START Data provided

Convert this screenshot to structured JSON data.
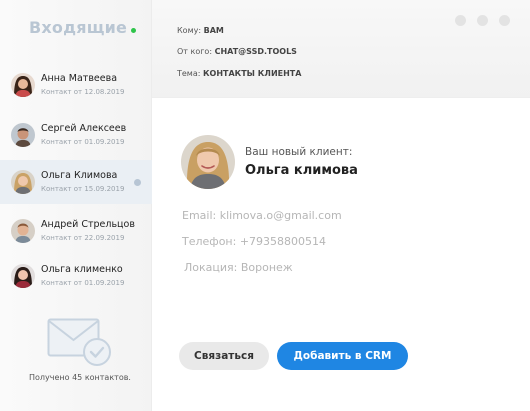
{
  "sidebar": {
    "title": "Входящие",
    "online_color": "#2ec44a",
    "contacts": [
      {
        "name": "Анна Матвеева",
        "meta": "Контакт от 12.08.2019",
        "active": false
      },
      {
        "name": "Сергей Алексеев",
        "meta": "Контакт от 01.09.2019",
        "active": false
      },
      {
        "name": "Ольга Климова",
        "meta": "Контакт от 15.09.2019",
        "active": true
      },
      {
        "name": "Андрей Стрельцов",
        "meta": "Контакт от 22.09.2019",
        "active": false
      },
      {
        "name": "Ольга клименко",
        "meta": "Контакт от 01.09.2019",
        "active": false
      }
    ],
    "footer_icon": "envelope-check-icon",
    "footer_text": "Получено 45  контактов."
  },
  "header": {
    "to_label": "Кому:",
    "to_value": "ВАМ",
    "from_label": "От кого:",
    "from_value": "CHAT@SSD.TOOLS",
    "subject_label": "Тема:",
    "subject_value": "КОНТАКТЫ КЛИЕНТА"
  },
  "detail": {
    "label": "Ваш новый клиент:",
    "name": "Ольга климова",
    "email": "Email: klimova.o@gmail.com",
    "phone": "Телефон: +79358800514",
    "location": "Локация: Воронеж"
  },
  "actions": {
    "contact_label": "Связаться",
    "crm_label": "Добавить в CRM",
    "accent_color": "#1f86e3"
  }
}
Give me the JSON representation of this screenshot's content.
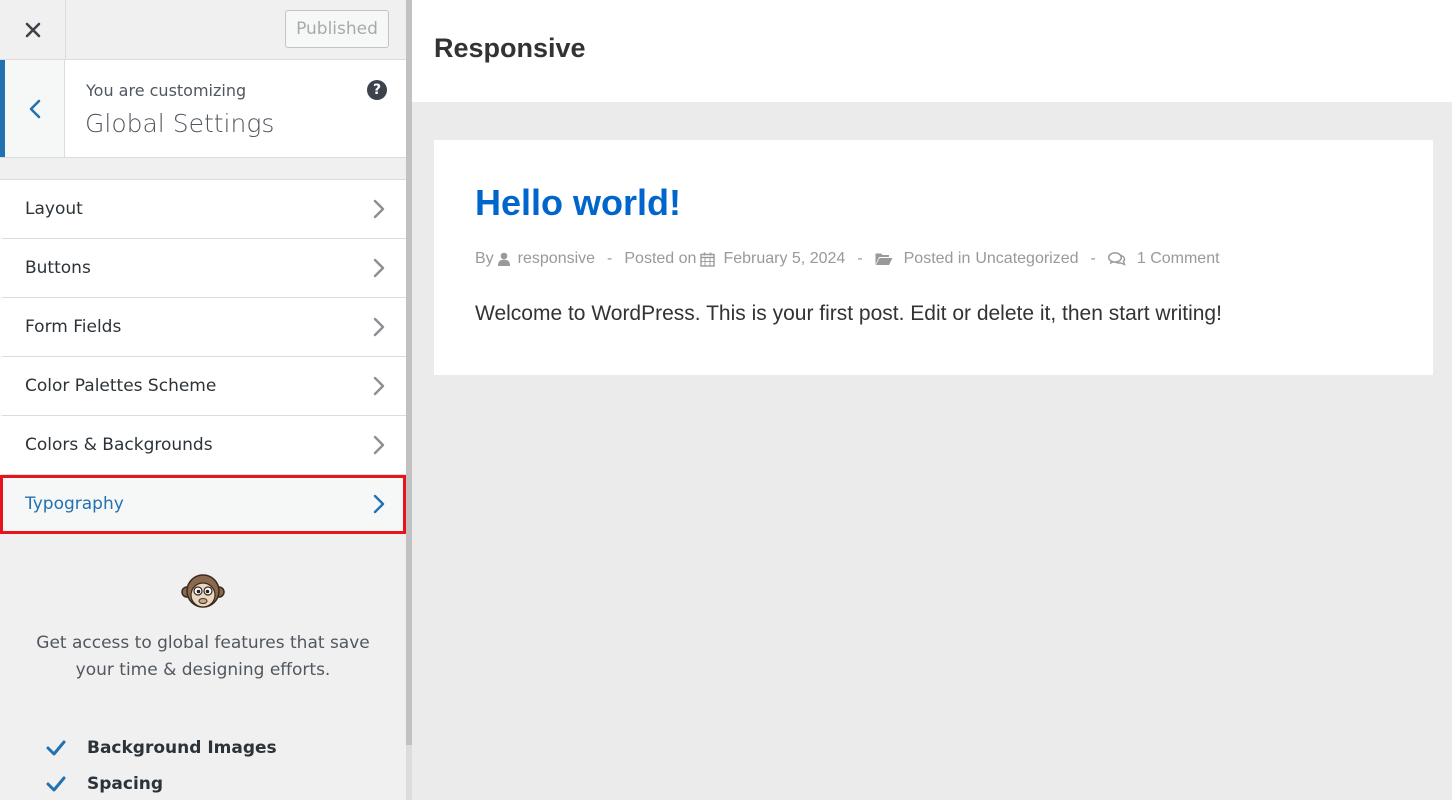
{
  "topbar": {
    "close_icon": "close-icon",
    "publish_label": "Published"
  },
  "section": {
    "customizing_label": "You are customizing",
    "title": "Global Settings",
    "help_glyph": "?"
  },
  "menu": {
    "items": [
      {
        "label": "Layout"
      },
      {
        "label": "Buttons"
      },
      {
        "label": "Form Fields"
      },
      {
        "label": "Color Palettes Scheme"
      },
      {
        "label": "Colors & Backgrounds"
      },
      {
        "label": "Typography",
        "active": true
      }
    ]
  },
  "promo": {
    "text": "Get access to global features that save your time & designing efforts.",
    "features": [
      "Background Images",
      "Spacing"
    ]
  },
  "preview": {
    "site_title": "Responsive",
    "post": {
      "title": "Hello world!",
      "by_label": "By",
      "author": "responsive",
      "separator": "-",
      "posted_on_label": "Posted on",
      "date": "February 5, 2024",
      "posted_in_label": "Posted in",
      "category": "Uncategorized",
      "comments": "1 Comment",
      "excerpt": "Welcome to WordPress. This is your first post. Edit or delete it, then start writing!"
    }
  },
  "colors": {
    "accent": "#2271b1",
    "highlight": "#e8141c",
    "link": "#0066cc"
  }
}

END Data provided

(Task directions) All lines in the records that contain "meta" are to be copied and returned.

(Written answer)
        "meta": "Контакт от 12.08.2019",
        "meta": "Контакт от 01.09.2019",
        "meta": "Контакт от 15.09.2019",
        "meta": "Контакт от 22.09.2019",
        "meta": "Контакт от 01.09.2019",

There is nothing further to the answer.